Finally the usage and traffic analysis conducted in the last step also yielded results suitable for graphical presentation. A combined graph was developed that showed the number of read, write and delete in a bar chart in the bottom half and displayed the development of the total row count as a continuous line in the upper half. This chart was automatically generated for each database table.

Figure 2: Example of the statistics visualization of a legacy database table


Especially the categorization of the database tables including the elicitation of deprecated ones and the web based documentation has proven to be a vital part of the overall effort. On the other hand the usefulness of the effort put into producing a full usage analysis of the database has yet to fully surface. At this point it seems to make the most sense to again focus on the documentation effort to further improve this comprehensive source of information.


[1]       W. Kleinert, T. Grechenig, T. Költringer, M. Bernhart, A. Knarek, and F. Schönbauer. The making of TISS: Juni 2008. ZIDline, 18:3–8, June 2008.

[2]       Michael R. Blaha. Dimensions of database reverse engineering.

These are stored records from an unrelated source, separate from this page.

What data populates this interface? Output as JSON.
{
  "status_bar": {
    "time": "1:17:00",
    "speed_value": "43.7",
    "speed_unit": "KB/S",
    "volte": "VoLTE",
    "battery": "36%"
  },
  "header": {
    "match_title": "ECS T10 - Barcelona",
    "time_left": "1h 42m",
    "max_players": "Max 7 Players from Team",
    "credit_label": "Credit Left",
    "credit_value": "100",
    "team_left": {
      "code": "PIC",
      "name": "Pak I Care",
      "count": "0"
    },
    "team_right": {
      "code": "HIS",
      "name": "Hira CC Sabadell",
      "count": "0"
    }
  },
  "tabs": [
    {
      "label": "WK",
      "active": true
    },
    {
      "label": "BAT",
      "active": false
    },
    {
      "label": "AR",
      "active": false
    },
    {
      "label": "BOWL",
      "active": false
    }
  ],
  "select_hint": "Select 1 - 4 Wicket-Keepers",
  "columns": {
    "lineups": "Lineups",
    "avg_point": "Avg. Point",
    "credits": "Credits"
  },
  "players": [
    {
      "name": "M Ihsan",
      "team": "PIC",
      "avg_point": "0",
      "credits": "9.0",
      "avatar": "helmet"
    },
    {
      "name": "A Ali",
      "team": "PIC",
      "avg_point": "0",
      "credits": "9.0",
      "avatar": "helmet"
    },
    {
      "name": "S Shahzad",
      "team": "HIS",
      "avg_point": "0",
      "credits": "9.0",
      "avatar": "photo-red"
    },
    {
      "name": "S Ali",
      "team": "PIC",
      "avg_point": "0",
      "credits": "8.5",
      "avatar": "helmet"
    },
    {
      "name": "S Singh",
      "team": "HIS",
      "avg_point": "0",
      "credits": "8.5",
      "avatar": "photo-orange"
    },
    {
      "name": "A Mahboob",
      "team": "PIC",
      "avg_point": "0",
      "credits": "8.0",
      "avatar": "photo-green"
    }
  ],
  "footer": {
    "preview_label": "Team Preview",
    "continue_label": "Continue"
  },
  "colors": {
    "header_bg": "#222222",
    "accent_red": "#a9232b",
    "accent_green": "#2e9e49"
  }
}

In WCRE ‘97: Proceedings of the Fourth Working Conference on Reverse Engineering (WCRE ‘97), page 176, Washington, DC, USA, 1997. IEEE Computer Society.

[3]       E. F. Codd. A relational model of data for large shared data banks. Commun. ACM, 13(6):377–387, 1970.

[4]       E. F. Codd. Recent investigations in relational data base systems. In ACM Pacific, pages 15–20, 1975.

[5]       G. Sanders and S. Shin. Denormalization effects on performance of rdbms. In HICSS ‘01: Proceedings of the 34th Annual Hawaii International Conference on System Sciences (HICSS-34)-Volume 3, page 3013, Washington, DC, USA, 2001. IEEE Computer Society.

[6]       William Kent. A simple guide to five normal forms in relational database theory. pages 66–71, 1989.

[7]       J. Henrard, J.-M. Hick, P. Thiran, and J.-L. Hainaut, “Strategies for data reengineering,” in Proceedings of the Ninth Working Conference on Reverse Engineering 2002, (WCRE ’02), 2002, pp. 211 – 220.